Around 50 residents of an affluent London neighbourhood have been evacuated after construction workers uncovered an unexploded World War Two bomb.
Builders working on a new site which will eventually hold 74 luxury flats were forced to stop work when a 226kg bomb, described as dustbin-size, was discovered on Thursday morning in Queen’s Park.
An exclusion zone has forced families to spend the day in a local council centre, before they were put up in a Holiday Inn and fed take-away pizza.
But families will not be returning home as soon as expected, and many more residents could face evacuation as the exclusion zone is to be widened by around 300 metres. It is thought the disarming of the ordinance may take several days.
Councillor Carol Shaw said: “It’s a major operation and it could be very dangerous, which is worrying”.
26-year-old Dhiren Patel, a local resident and PhD student, added: “It’s pretty frightening to know we had a 500-pound bomb a couple of doors away”.
Residents have been allowed back to their homes briefly, in order to collect some possessions.

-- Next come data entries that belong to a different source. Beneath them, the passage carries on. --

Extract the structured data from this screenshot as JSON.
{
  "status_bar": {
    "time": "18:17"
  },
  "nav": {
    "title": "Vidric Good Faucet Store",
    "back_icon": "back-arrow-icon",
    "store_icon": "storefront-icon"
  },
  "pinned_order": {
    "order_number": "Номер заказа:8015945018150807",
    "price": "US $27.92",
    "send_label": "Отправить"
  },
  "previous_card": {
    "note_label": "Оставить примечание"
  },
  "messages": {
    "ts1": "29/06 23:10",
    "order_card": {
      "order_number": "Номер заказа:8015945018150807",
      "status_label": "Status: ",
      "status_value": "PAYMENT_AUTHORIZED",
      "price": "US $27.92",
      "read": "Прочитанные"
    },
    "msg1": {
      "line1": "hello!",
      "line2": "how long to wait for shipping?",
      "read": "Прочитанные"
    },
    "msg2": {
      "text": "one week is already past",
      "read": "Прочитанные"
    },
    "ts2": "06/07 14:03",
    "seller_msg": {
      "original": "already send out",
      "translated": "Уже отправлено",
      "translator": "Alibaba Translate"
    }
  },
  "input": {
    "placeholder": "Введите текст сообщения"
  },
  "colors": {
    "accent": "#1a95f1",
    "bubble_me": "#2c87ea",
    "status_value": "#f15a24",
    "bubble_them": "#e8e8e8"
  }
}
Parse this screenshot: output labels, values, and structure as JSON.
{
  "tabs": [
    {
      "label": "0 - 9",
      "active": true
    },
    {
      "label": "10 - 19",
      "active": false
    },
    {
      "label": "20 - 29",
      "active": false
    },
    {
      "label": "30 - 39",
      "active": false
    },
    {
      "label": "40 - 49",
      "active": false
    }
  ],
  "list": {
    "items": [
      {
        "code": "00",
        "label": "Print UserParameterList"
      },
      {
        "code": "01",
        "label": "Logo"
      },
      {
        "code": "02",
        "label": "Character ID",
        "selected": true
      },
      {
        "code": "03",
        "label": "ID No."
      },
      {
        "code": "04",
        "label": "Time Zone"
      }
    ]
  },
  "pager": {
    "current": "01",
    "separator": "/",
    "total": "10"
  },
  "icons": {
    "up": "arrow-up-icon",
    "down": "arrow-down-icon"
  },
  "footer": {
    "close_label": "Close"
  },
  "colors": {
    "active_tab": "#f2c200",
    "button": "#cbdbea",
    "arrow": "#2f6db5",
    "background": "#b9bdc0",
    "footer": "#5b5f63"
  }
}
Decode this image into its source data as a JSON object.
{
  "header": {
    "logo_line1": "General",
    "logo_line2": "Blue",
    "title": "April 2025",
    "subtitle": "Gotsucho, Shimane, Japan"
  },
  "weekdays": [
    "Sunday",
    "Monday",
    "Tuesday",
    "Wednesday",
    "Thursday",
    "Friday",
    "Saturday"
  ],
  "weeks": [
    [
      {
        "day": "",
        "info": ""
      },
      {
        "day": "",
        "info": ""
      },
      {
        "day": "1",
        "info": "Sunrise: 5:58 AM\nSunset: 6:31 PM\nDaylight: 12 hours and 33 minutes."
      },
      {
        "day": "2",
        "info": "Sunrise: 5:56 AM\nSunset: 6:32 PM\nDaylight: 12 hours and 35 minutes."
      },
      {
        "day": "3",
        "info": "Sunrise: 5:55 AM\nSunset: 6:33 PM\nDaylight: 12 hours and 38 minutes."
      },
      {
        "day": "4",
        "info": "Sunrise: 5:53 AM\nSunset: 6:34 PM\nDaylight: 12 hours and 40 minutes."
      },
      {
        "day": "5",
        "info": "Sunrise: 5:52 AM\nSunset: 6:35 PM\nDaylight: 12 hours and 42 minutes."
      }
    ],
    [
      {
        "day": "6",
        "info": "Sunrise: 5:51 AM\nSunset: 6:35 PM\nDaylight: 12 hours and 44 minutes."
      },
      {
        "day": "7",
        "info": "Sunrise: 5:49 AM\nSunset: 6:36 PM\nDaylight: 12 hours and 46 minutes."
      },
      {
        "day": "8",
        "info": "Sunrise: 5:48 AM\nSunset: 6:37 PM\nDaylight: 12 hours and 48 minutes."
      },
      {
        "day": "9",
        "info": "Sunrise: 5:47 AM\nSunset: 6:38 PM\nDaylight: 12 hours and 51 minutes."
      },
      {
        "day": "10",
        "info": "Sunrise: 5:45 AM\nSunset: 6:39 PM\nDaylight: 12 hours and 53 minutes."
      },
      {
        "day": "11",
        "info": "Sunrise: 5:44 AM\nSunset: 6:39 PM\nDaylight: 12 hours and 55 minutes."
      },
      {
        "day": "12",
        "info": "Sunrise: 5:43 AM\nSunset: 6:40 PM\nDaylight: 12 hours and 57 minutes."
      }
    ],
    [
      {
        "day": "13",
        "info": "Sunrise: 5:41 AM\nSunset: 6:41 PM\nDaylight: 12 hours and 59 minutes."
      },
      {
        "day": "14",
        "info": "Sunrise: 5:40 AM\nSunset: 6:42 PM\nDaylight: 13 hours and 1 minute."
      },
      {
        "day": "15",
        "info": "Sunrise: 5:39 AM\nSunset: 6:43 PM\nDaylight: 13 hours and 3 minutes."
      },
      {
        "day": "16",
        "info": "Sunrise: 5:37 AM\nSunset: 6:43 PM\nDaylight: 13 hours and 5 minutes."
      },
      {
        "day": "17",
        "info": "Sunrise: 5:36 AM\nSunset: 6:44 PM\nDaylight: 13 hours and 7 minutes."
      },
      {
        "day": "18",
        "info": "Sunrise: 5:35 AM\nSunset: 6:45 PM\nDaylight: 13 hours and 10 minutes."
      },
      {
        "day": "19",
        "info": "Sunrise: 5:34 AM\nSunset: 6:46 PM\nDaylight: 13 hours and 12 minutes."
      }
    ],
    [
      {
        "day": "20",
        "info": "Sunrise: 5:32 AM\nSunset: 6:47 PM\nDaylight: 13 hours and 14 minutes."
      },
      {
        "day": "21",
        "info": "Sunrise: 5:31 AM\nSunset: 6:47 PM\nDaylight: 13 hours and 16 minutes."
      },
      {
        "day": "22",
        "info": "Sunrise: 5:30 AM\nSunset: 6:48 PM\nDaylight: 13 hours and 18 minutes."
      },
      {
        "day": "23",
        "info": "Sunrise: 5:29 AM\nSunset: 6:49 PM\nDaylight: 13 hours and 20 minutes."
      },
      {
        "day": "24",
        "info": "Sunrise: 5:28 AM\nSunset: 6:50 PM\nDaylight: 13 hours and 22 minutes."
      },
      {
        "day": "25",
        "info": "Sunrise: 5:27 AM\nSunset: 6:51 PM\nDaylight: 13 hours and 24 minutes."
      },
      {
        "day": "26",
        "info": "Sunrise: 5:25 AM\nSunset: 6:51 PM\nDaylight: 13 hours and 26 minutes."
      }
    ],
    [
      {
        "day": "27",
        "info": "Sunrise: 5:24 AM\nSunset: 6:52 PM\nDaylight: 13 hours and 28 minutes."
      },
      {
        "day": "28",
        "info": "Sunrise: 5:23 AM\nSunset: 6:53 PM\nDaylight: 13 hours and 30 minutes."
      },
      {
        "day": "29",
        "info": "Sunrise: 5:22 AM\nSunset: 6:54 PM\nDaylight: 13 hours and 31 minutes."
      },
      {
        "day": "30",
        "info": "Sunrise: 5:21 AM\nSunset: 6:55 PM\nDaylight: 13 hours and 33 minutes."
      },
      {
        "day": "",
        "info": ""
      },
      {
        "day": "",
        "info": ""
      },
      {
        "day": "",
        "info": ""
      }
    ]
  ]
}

But it is as yet unclear when they will allowed to permanently return.
Discovering unexploded World War Two-era bombs is not unheard of in London. Between October 1940 and June 1941, more than 24,000 tonnes of explosives were dropped on London alone. Other industrial cities such as Liverpool, Glasgow and Coventry were also bombed heavily.
It is unknown how many of those bombs did not explode, and may still be dangerous, but the Construction Industry Research and Information Association say that an estimated 15,000 items were removed from UK construction sites between 2006 and 2008
This interactive map, produced by The Bomb Sight Project, in conjunction with the University of Portsmouth, The National Archives, and JISC, shows the known locations of bombs dropped on London by the Luftwaffe during The Blitz.